The centrepiece of the exhibition is the book entitled Micrographia by Robert Hooke which was published by the Royal Society 350 years ago, in 1665. Hooke invented the compound microscope, an example of which is seen in the exhibition and he used it in his experiments in the meetings of the Royal Society. Through his microscope Hooke looked at insects, plants and bird’s feathers. These were shown in Micrographia in great detail. Hooke uses the book to suggest a new way of doing science, through careful observation and recording the results. This became a tenet of scientific practice. Many of his observations were drawn on impressive copper-plated illustrations for example, the flea, which opens to four times the size of the book.
Central to the exhibition is the microscope and telescope which were borrowed from the Museum of the History of Science in Oxford. No other early examples of the telescope and microscope can be seen in Wales, and the Library is grateful to the Museum for borrowing them so that a comprehensive story of early science could be conveyed. Lucy Blaxland, the Head of Collections at the Museum of the History of Science in Oxford compiled and placed both instruments in the Hengwrt Gallery, with the rest of the items coming from the Library’s collections. The instruments originated from the period of Robert Hooke and Isaac Newton’s founding of the Royal Societ, and along with Micrographia and other books such as the Principia by Isaac Newton, other contributions by Welshmen such as Robert Recorde, William Jones, Thomas Pennant and Edward Lhuyd can be seen.
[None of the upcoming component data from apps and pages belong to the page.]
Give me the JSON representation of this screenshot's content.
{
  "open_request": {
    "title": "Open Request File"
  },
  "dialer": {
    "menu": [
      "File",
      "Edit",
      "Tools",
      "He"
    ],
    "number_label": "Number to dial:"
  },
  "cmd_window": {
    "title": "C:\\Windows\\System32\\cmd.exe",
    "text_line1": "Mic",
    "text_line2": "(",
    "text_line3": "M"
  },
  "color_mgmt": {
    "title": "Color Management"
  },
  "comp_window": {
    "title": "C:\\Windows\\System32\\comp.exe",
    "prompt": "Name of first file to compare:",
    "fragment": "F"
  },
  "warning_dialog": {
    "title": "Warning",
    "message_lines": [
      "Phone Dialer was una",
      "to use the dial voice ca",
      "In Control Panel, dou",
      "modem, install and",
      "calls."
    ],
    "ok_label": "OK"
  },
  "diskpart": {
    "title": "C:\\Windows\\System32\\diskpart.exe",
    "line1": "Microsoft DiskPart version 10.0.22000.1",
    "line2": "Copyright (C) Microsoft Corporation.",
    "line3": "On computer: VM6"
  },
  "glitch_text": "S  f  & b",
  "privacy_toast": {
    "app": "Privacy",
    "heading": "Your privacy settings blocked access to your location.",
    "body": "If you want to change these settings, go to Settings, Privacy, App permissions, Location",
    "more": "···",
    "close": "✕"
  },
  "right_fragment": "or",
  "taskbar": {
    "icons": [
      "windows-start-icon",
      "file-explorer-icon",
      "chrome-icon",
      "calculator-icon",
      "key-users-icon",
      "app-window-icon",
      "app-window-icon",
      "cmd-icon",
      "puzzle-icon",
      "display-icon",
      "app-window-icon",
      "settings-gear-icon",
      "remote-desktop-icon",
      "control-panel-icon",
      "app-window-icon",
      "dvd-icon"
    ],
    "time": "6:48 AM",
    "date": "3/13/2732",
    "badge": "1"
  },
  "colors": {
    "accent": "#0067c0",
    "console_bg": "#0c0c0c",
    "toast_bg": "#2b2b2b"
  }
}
Another famous image from the book is Hooke’s study of cork under a microscope. Through this, he was the first, though without realizing it initially, to observe cellular structures in plants. This will be the subject of the first of the two lectures that remain in the series. This will be given by Professor Deri Thomas of Bangor University. The lecture will be entitled Opening the door of life: what exactly did Robert Hooke find when he discovered the cell? This will be held on December 2. It will be in Welsh and simultaneous translation to English will be provided. On January 6, Professor Sarah Hutton of the University of York will be lecturing in English on Stranger than Fiction: Robert Hooke, Margaret Cavendish and satire on seventeenth-century science.